Super game-viewing spots for Hawks newbies
A roundup of bars showing the Super Bowl on Sunday, for the uninitiated and fan faithful alike.
Seattle Times staff reporter
You’re a fair-weather fan. Or a casual observer with good intentions. You want to head to a sports bar to support the home team in this historic game.
Be careful what you wish for: Many sports bars will be standing-room only. Closest thing to a seat may be a beam to lean against. For four hours. Beer service may be slow, restroom lines long.
How can you avoid the mayhem? Stay home.
Oh, uh, you’re venturing out anyway?
OK, let’s think this through. You’re not a battle-tested sports fan used to standing and nursing your beer until the server circles back an hour later.
You — like most concerned correspondences I get before a big game — worry there won’t be enough seats for your party.
Here are some suggestions.
Follow what I call the 50-inch TV rule. Bars with big projectors will be thronged. If you can live with watching a game at a small bar with several screens that are 50 inches and smaller, you can avoid the packed-like-sardines atmosphere.
A small bar with 50 fans cheering for the home team will be loud and festive enough, trust me. And service will be better, bartenders easier to flag down.
If a big-screen is an absolute must, here are some under-the-radar spots to consider. Liberty on Capitol Hill has a hidden backroom with an 8-foot projector. Ba Bar, not too far away, has a 110-inch screen with great chicken wings. Or consider breweries. Stoup Brewing in Ballard, for instance, will have big-screen televisions, and Standard Brewing in the Central District will show the game outside.
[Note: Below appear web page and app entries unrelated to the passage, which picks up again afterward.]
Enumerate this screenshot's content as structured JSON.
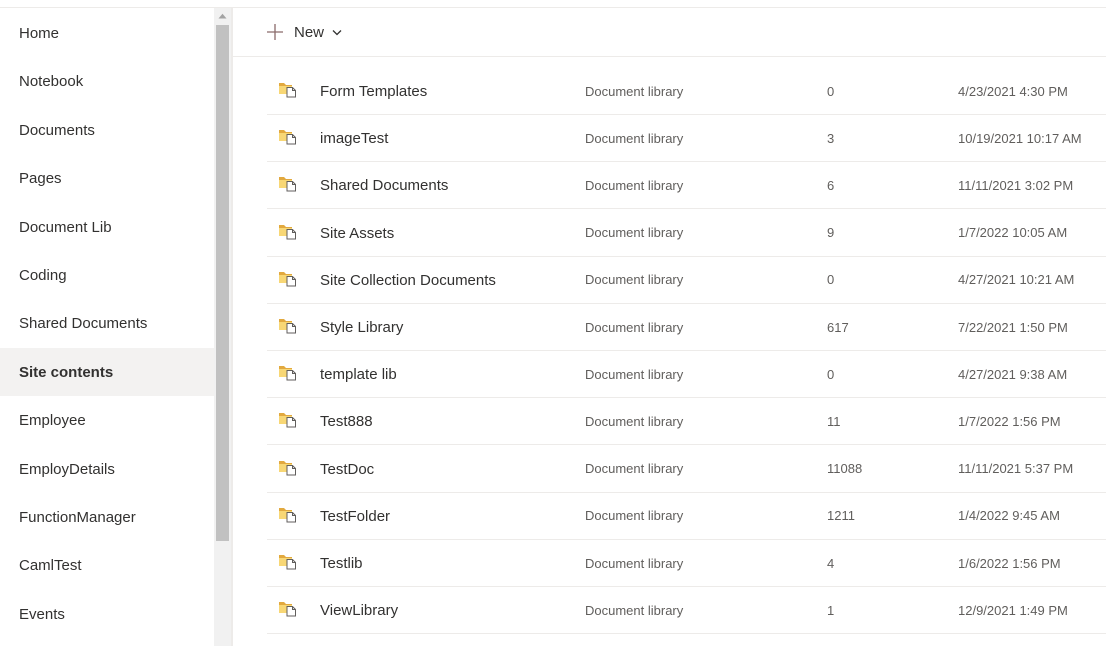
{
  "nav": {
    "items": [
      {
        "label": "Home",
        "selected": false
      },
      {
        "label": "Notebook",
        "selected": false
      },
      {
        "label": "Documents",
        "selected": false
      },
      {
        "label": "Pages",
        "selected": false
      },
      {
        "label": "Document Lib",
        "selected": false
      },
      {
        "label": "Coding",
        "selected": false
      },
      {
        "label": "Shared Documents",
        "selected": false
      },
      {
        "label": "Site contents",
        "selected": true
      },
      {
        "label": "Employee",
        "selected": false
      },
      {
        "label": "EmployDetails",
        "selected": false
      },
      {
        "label": "FunctionManager",
        "selected": false
      },
      {
        "label": "CamlTest",
        "selected": false
      },
      {
        "label": "Events",
        "selected": false
      }
    ]
  },
  "commandbar": {
    "new_label": "New",
    "new_icon": "plus-icon",
    "dropdown_icon": "chevron-down-icon"
  },
  "list": {
    "row_icon": "document-library-icon",
    "rows": [
      {
        "name": "Form Templates",
        "type": "Document library",
        "items": "0",
        "modified": "4/23/2021 4:30 PM"
      },
      {
        "name": "imageTest",
        "type": "Document library",
        "items": "3",
        "modified": "10/19/2021 10:17 AM"
      },
      {
        "name": "Shared Documents",
        "type": "Document library",
        "items": "6",
        "modified": "11/11/2021 3:02 PM"
      },
      {
        "name": "Site Assets",
        "type": "Document library",
        "items": "9",
        "modified": "1/7/2022 10:05 AM"
      },
      {
        "name": "Site Collection Documents",
        "type": "Document library",
        "items": "0",
        "modified": "4/27/2021 10:21 AM"
      },
      {
        "name": "Style Library",
        "type": "Document library",
        "items": "617",
        "modified": "7/22/2021 1:50 PM"
      },
      {
        "name": "template lib",
        "type": "Document library",
        "items": "0",
        "modified": "4/27/2021 9:38 AM"
      },
      {
        "name": "Test888",
        "type": "Document library",
        "items": "11",
        "modified": "1/7/2022 1:56 PM"
      },
      {
        "name": "TestDoc",
        "type": "Document library",
        "items": "11088",
        "modified": "11/11/2021 5:37 PM"
      },
      {
        "name": "TestFolder",
        "type": "Document library",
        "items": "1211",
        "modified": "1/4/2022 9:45 AM"
      },
      {
        "name": "Testlib",
        "type": "Document library",
        "items": "4",
        "modified": "1/6/2022 1:56 PM"
      },
      {
        "name": "ViewLibrary",
        "type": "Document library",
        "items": "1",
        "modified": "12/9/2021 1:49 PM"
      }
    ]
  },
  "colors": {
    "accent": "#0078d4",
    "selected_nav_bg": "#f3f2f1",
    "folder_fill": "#f8d775",
    "folder_dark": "#e2a93f",
    "doc_stroke": "#605e5c"
  }
}
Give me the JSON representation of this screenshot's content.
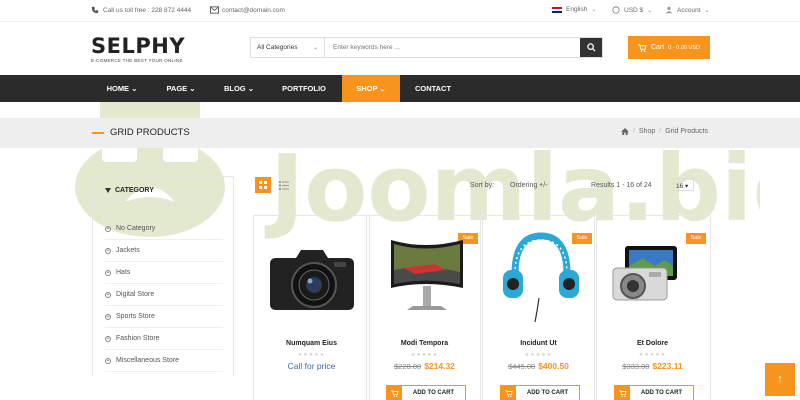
{
  "topbar": {
    "phone": "Call us toll free : 228 872 4444",
    "email": "contact@domain.com",
    "language": "English",
    "currency": "USD $",
    "account": "Account"
  },
  "header": {
    "logo_text": "SELPHY",
    "tagline": "E-COMERCE THE BEST YOUR ONLINE",
    "search": {
      "category": "All Categories",
      "placeholder": "Enter keywords here ..."
    },
    "cart_label": "Cart",
    "cart_sub": "0 - 0.00 USD"
  },
  "nav": [
    {
      "label": "HOME"
    },
    {
      "label": "PAGE"
    },
    {
      "label": "BLOG"
    },
    {
      "label": "PORTFOLIO"
    },
    {
      "label": "SHOP"
    },
    {
      "label": "CONTACT"
    }
  ],
  "page": {
    "title": "GRID PRODUCTS",
    "breadcrumb": [
      "Shop",
      "Grid Products"
    ]
  },
  "sidebar": {
    "heading": "CATEGORY",
    "items": [
      "No Category",
      "Jackets",
      "Hats",
      "Digital Store",
      "Sports Store",
      "Fashion Store",
      "Miscellaneous Store"
    ]
  },
  "toolbar": {
    "sort_label": "Sort by:",
    "sort_value": "Ordering +/-",
    "results": "Results 1 - 16 of 24",
    "per_page": "16"
  },
  "products": [
    {
      "name": "Numquam Eius",
      "call": "Call for price",
      "sale": "",
      "old": "",
      "new": "",
      "cta": ""
    },
    {
      "name": "Modi Tempora",
      "call": "",
      "sale": "Sale",
      "old": "$228.00",
      "new": "$214.32",
      "cta": "ADD TO CART"
    },
    {
      "name": "Incidunt Ut",
      "call": "",
      "sale": "Sale",
      "old": "$445.00",
      "new": "$400.50",
      "cta": "ADD TO CART"
    },
    {
      "name": "Et Dolore",
      "call": "",
      "sale": "Sale",
      "old": "$333.00",
      "new": "$223.11",
      "cta": "ADD TO CART"
    }
  ],
  "watermark": "Joomla.bid",
  "colors": {
    "accent": "#f7941d",
    "nav_bg": "#2b2b2b",
    "watermark": "#e3e9cf"
  }
}
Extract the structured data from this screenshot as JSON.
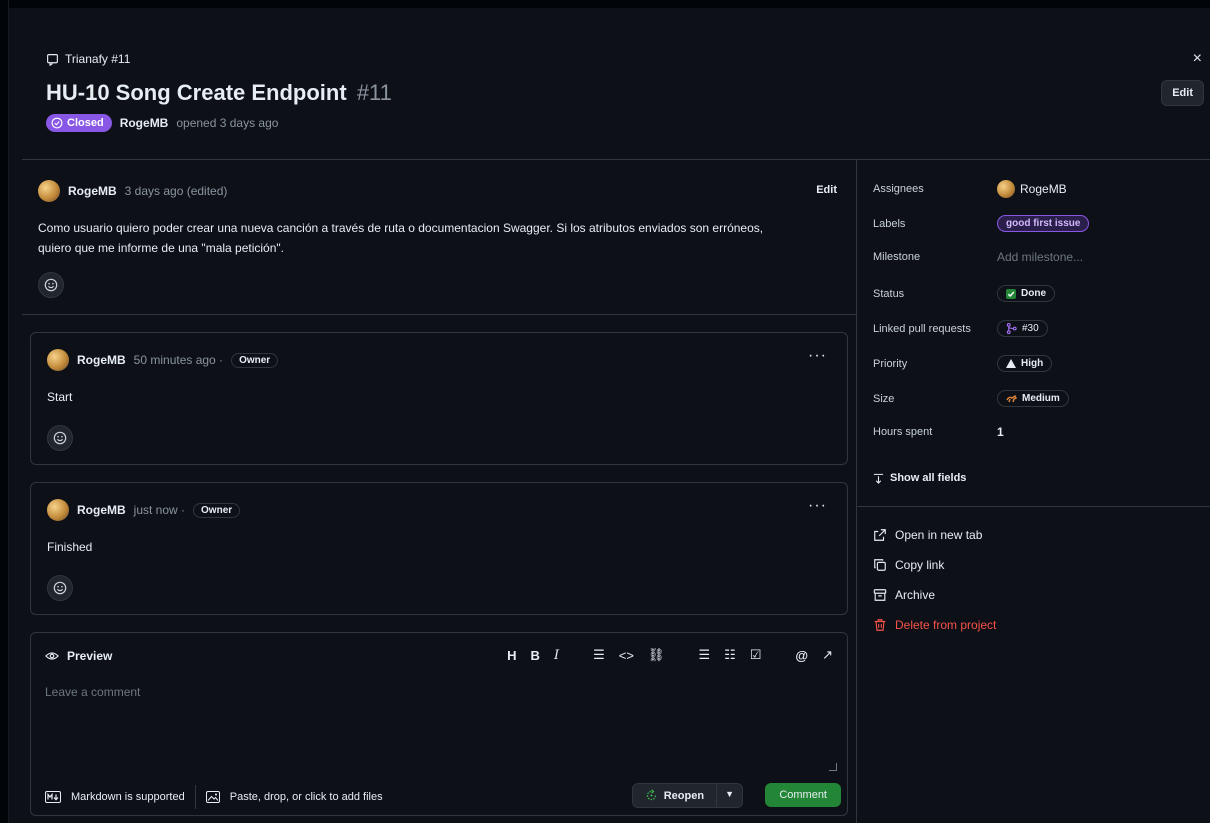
{
  "header": {
    "repo": "Trianafy #11",
    "title": "HU-10 Song Create Endpoint",
    "number": "#11",
    "state": "Closed",
    "author": "RogeMB",
    "opened_text": "opened 3 days ago",
    "edit_label": "Edit",
    "close_glyph": "×"
  },
  "comments": [
    {
      "user": "RogeMB",
      "meta": "3 days ago (edited)",
      "edit_label": "Edit",
      "body": "Como usuario quiero poder crear una nueva canción a través de ruta o documentacion Swagger. Si los atributos enviados son erróneos, quiero que me informe de una \"mala petición\"."
    },
    {
      "user": "RogeMB",
      "meta": "50 minutes ago ·",
      "role": "Owner",
      "body": "Start",
      "menu": "···"
    },
    {
      "user": "RogeMB",
      "meta": "just now ·",
      "role": "Owner",
      "body": "Finished",
      "menu": "···"
    }
  ],
  "composer": {
    "tab": "Preview",
    "placeholder": "Leave a comment",
    "markdown": "Markdown is supported",
    "attach": "Paste, drop, or click to add files",
    "reopen": "Reopen",
    "comment": "Comment",
    "toolbar": {
      "heading": "H",
      "bold": "B",
      "italic": "I",
      "quote": "☰",
      "code": "<>",
      "link": "⛓",
      "ul": "☰",
      "ol": "☷",
      "task": "☑",
      "mention": "@",
      "reference": "↗"
    }
  },
  "sidebar": {
    "assignees_label": "Assignees",
    "assignee": "RogeMB",
    "labels_label": "Labels",
    "label": "good first issue",
    "milestone_label": "Milestone",
    "milestone": "Add milestone...",
    "status_label": "Status",
    "status": "Done",
    "linked_label": "Linked pull requests",
    "linked": "#30",
    "priority_label": "Priority",
    "priority": "High",
    "size_label": "Size",
    "size": "Medium",
    "hours_label": "Hours spent",
    "hours": "1",
    "show_all": "Show all fields",
    "actions": {
      "open_new_tab": "Open in new tab",
      "copy_link": "Copy link",
      "archive": "Archive",
      "delete": "Delete from project"
    }
  },
  "colors": {
    "closed": "#8957e5",
    "done": "#238636",
    "danger": "#f85149",
    "label_border": "#8957e5"
  }
}
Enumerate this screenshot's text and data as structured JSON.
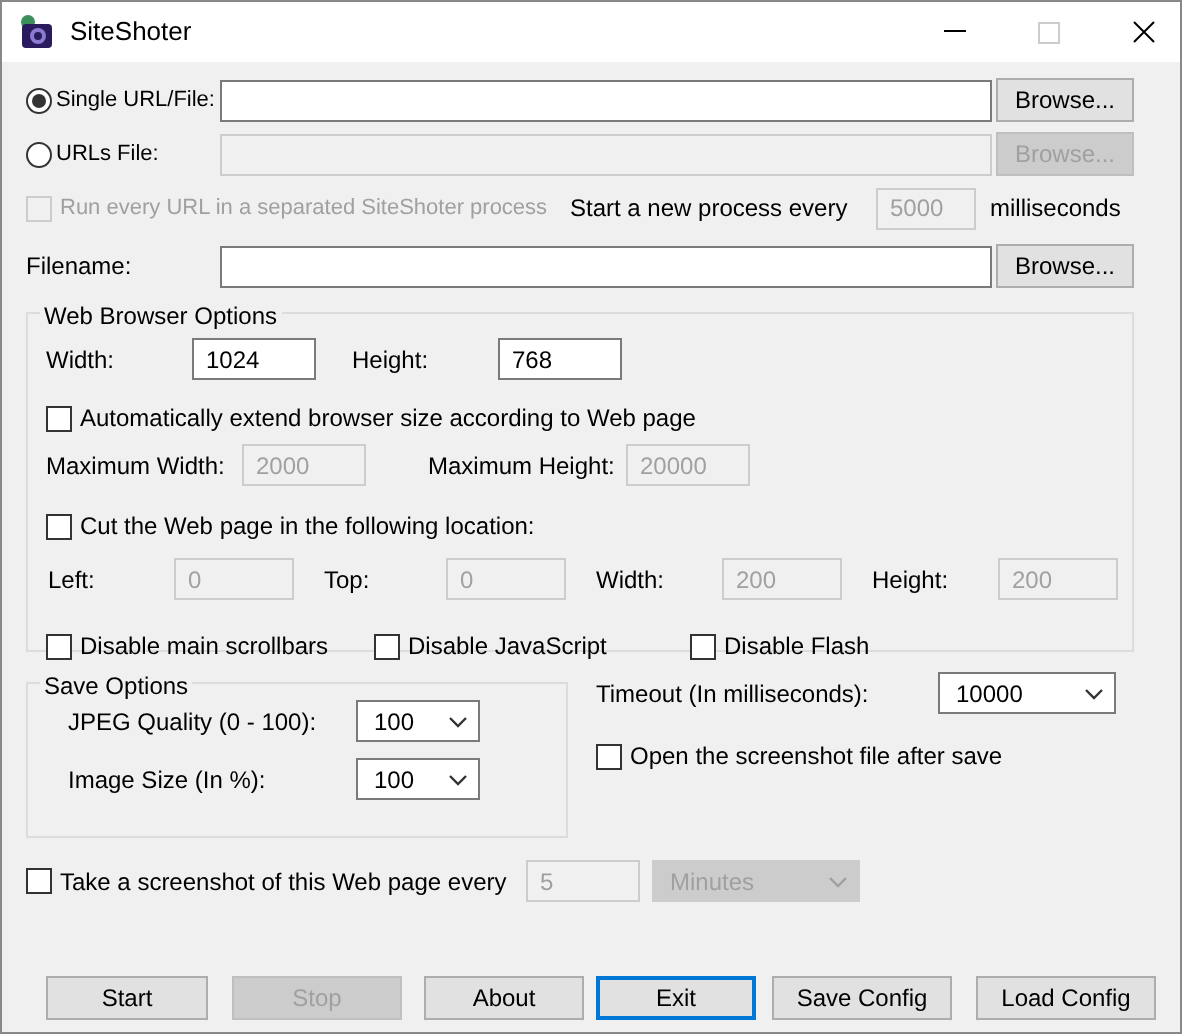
{
  "window": {
    "title": "SiteShoter"
  },
  "sources": [
    {
      "label": "Single URL/File:",
      "selected": true,
      "disabled": false,
      "browse": {
        "label": "Browse...",
        "disabled": false
      }
    },
    {
      "label": "URLs File:",
      "selected": false,
      "disabled": true,
      "browse": {
        "label": "Browse...",
        "disabled": true
      }
    }
  ],
  "separate_process": {
    "label": "Run every URL in a separated SiteShoter process",
    "checked": false,
    "disabled": true,
    "interval_label": "Start a new process every",
    "interval": {
      "value": "5000",
      "disabled": true
    },
    "unit": "milliseconds"
  },
  "filename": {
    "label": "Filename:",
    "browse": {
      "label": "Browse...",
      "disabled": false
    }
  },
  "web_browser_options": {
    "title": "Web Browser Options",
    "size_fields": [
      {
        "label": "Width:",
        "value": "1024",
        "disabled": false
      },
      {
        "label": "Height:",
        "value": "768",
        "disabled": false
      }
    ],
    "auto_extend": {
      "label": "Automatically extend browser size according to Web page",
      "checked": false
    },
    "max_fields": [
      {
        "label": "Maximum Width:",
        "value": "2000",
        "disabled": true
      },
      {
        "label": "Maximum Height:",
        "value": "20000",
        "disabled": true
      }
    ],
    "cut": {
      "label": "Cut the Web page in the following location:",
      "checked": false
    },
    "cut_fields": [
      {
        "label": "Left:",
        "value": "0",
        "disabled": true
      },
      {
        "label": "Top:",
        "value": "0",
        "disabled": true
      },
      {
        "label": "Width:",
        "value": "200",
        "disabled": true
      },
      {
        "label": "Height:",
        "value": "200",
        "disabled": true
      }
    ],
    "toggles": [
      {
        "label": "Disable main scrollbars",
        "checked": false
      },
      {
        "label": "Disable JavaScript",
        "checked": false
      },
      {
        "label": "Disable Flash",
        "checked": false
      }
    ]
  },
  "save_options": {
    "title": "Save Options",
    "dropdowns": [
      {
        "label": "JPEG Quality (0 - 100):",
        "value": "100",
        "disabled": false
      },
      {
        "label": "Image Size (In %):",
        "value": "100",
        "disabled": false
      }
    ]
  },
  "timeout": {
    "label": "Timeout (In milliseconds):",
    "value": "10000",
    "disabled": false
  },
  "open_after_save": {
    "label": "Open the screenshot file after save",
    "checked": false
  },
  "schedule": {
    "label": "Take a screenshot of this Web page every",
    "checked": false,
    "interval": {
      "value": "5",
      "disabled": true
    },
    "unit": {
      "value": "Minutes",
      "disabled": true
    }
  },
  "buttons": [
    {
      "label": "Start",
      "disabled": false,
      "default": false
    },
    {
      "label": "Stop",
      "disabled": true,
      "default": false
    },
    {
      "label": "About",
      "disabled": false,
      "default": false
    },
    {
      "label": "Exit",
      "disabled": false,
      "default": true
    },
    {
      "label": "Save Config",
      "disabled": false,
      "default": false
    },
    {
      "label": "Load Config",
      "disabled": false,
      "default": false
    }
  ]
}
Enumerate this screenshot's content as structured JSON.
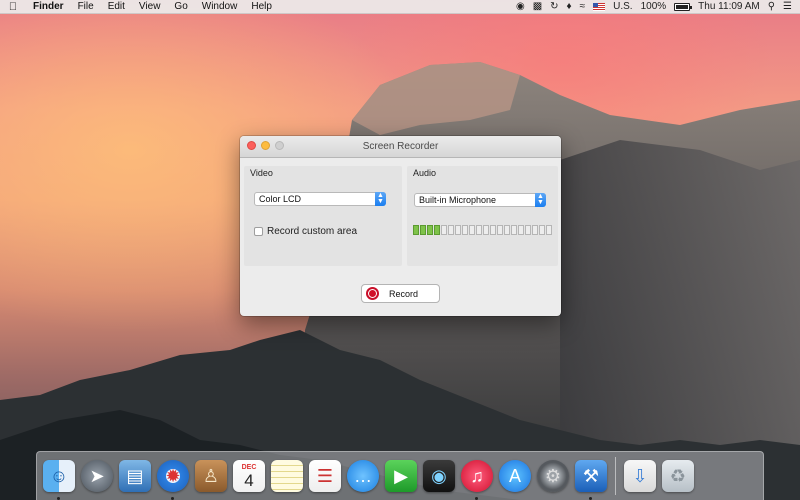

If you plan to hit Pioneer Square, consider the logistics. If the Seahawks win, the neighborhood will most certainly turn into a street party. If you don’t want to get snarled in traffic, park farther out (Ballard might be a safe bet).
If you want to be guaranteed a seat in Pioneer Square, the popular Seahawks bar, Fuel Sports Eats & Beats, with its 16 HD TVs and surround sound and giant projector, takes reservations. But you have to pay. It offers a three-tier seating system including $75 for a seat in the bar ($60 of that is a credit toward your food and drink) and $50 for a seat on the patio (with $40 of that a food-and-drink credit). Check website for details.
Don’t want to pay a cover charge? Then head out 90 minutes before kick off to snag a table. There’s about a dozen bars from Sluggers to Henry’s Tavern in the Pioneer Square area. (The dining area of F.X. McRory’s Steak Chop and Oyster House is already booked, but its bar is first-come, first-served.)
Capitol Hill — which traditionally has been a big barhopping ’hood but not good for catching games — has improved. Several sports bars have opened in recent years and several non-sports watering holes nonetheless now have projectors. The spacious Von Trapp’s will be the “it” place, with other bars getting its spillover crowd. Look to its sibling bar Poquitos or try Bar Sue or 95 Slide if you don’t’ want to deal with the long line at Von Trapp’s. Or hit Broadway east to Bait Shop, which will show the game on a big screen and offer $10 all-you-can-eat nachos.
On the Eastside, downtown Bellevue is the best option with a cluster of chain restaurants showing the game in their bars and plenty of parking at the mall.
Tan Vinh: 206-515-5656 or firstname.lastname@example.org. On Twitter @tanvinhseattle